Problem to work on = What you return must match the material exactly, with every line present.

☆ ☆ ☆ ☆ ☆

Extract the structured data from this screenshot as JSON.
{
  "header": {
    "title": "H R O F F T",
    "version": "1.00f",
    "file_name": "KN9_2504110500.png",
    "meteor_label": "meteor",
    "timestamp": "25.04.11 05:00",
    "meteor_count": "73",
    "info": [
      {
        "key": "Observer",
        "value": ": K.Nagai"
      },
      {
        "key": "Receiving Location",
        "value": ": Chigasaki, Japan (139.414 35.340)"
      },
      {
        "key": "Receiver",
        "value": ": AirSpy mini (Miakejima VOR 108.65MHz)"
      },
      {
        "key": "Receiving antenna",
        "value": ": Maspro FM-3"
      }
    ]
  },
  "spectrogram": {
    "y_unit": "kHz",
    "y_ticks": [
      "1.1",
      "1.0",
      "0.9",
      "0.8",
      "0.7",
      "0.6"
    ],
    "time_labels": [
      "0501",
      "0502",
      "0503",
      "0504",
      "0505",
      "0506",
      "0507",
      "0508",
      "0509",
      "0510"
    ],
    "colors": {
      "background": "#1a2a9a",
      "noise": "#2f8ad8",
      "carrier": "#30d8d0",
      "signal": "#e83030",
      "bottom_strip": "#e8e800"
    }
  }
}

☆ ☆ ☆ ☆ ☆

Answer to this problem =
Extract the structured data from this screenshot as JSON.
{
  "header": {
    "title": "H R O F F T",
    "version": "1.00f",
    "file_name": "KN9_2504110500.png",
    "meteor_label": "meteor",
    "timestamp": "25.04.11 05:00",
    "meteor_count": "73",
    "info": [
      {
        "key": "Observer",
        "value": ": K.Nagai"
      },
      {
        "key": "Receiving Location",
        "value": ": Chigasaki, Japan (139.414 35.340)"
      },
      {
        "key": "Receiver",
        "value": ": AirSpy mini (Miakejima VOR 108.65MHz)"
      },
      {
        "key": "Receiving antenna",
        "value": ": Maspro FM-3"
      }
    ]
  },
  "spectrogram": {
    "y_unit": "kHz",
    "y_ticks": [
      "1.1",
      "1.0",
      "0.9",
      "0.8",
      "0.7",
      "0.6"
    ],
    "time_labels": [
      "0501",
      "0502",
      "0503",
      "0504",
      "0505",
      "0506",
      "0507",
      "0508",
      "0509",
      "0510"
    ],
    "colors": {
      "background": "#1a2a9a",
      "noise": "#2f8ad8",
      "carrier": "#30d8d0",
      "signal": "#e83030",
      "bottom_strip": "#e8e800"
    }
  }
}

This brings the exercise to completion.